Line count for the string "this" in the records below: report that figure and nothing else.

- - - - -

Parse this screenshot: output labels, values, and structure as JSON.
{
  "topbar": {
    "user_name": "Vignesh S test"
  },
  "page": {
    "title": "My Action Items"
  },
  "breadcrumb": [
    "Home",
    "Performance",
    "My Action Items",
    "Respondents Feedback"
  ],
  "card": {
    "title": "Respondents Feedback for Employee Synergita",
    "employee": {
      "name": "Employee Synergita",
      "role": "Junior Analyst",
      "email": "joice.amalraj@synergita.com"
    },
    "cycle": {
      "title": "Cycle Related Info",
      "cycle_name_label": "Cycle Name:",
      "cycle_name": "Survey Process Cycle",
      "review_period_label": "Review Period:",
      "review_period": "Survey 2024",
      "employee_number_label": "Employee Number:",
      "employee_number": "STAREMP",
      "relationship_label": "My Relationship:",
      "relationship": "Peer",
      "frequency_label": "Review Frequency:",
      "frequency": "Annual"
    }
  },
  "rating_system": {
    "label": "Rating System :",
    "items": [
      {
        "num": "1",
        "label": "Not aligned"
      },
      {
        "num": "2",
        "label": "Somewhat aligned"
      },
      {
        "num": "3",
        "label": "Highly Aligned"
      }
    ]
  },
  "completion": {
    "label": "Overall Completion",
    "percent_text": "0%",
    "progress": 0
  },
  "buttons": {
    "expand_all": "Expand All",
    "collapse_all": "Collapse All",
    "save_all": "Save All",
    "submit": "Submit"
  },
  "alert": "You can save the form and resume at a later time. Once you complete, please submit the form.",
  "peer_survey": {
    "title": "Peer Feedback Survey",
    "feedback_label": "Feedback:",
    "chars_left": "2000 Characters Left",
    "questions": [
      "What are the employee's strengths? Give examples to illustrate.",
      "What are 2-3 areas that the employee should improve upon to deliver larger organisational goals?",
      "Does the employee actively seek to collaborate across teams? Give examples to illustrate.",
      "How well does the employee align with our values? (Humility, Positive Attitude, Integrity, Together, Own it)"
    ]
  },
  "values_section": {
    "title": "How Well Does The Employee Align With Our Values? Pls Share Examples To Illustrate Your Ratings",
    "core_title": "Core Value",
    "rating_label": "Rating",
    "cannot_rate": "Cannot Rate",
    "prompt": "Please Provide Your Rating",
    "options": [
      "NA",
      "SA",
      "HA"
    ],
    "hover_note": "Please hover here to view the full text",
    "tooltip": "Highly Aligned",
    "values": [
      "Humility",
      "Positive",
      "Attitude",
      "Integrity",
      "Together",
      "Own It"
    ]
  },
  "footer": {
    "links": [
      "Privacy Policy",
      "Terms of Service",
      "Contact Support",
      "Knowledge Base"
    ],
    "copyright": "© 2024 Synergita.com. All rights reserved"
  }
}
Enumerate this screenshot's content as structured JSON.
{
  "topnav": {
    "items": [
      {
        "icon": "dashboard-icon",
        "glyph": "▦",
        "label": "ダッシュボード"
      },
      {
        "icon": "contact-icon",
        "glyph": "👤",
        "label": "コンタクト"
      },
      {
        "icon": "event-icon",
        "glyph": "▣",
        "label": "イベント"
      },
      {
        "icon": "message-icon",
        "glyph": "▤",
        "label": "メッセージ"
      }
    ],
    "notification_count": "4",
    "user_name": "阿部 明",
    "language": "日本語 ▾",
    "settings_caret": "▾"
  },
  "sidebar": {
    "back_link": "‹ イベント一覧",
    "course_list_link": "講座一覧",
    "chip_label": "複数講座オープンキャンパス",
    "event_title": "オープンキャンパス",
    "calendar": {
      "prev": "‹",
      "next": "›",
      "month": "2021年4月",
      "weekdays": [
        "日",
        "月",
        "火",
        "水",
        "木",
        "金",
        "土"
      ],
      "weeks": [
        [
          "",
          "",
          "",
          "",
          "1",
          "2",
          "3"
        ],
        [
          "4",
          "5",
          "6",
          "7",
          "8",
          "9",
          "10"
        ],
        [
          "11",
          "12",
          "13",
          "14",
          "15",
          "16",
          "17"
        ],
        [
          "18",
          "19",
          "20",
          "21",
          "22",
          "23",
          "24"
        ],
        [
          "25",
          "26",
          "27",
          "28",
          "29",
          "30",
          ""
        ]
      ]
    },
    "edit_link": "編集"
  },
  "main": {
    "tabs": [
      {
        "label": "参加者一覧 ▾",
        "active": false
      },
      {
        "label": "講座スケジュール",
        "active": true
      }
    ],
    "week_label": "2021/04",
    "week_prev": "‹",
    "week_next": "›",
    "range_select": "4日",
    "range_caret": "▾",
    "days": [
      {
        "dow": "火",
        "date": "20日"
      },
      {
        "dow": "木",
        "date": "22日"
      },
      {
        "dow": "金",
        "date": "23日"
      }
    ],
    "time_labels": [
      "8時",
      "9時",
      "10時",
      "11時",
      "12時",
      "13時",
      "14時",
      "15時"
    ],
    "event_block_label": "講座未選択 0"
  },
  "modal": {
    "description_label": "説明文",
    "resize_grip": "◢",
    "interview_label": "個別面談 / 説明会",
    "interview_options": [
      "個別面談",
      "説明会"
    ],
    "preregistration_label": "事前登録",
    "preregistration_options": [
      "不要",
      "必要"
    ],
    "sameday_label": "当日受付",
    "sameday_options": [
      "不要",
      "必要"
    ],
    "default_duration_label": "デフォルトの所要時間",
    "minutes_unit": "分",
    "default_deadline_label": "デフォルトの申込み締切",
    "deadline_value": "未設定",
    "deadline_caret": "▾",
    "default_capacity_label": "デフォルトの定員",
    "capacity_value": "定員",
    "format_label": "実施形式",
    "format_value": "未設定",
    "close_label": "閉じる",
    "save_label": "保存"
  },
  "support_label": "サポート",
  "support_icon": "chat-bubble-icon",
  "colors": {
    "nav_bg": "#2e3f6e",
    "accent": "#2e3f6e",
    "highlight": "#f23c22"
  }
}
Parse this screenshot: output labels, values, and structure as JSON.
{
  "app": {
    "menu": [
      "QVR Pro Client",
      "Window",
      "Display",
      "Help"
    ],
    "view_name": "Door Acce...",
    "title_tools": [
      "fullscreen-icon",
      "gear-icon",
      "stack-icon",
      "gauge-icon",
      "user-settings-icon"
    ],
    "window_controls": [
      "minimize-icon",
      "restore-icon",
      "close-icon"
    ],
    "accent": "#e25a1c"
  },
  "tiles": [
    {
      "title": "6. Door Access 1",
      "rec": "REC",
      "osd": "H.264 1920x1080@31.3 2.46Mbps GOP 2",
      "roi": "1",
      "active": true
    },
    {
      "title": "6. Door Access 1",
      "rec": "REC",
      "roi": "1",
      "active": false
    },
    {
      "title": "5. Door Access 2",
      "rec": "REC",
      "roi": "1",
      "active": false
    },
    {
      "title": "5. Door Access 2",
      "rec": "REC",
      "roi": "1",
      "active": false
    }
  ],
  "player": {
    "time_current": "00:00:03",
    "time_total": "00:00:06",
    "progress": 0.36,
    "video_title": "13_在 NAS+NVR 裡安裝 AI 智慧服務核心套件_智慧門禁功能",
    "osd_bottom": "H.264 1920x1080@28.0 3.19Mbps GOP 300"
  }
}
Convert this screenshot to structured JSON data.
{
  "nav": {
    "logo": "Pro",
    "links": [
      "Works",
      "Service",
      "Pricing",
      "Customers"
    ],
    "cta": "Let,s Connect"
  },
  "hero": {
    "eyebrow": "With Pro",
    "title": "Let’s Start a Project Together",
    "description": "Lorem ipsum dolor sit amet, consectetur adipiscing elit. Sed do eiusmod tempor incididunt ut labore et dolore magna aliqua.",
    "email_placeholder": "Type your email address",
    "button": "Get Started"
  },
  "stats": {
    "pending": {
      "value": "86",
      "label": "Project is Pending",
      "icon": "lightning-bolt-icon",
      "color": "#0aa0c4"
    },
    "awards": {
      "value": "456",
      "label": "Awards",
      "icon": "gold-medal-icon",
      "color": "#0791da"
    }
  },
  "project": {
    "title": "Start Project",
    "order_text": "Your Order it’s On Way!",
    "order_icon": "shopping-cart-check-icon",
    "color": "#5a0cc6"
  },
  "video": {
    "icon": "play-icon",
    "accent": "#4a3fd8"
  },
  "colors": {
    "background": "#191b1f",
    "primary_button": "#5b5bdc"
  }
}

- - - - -

▶ Written response
4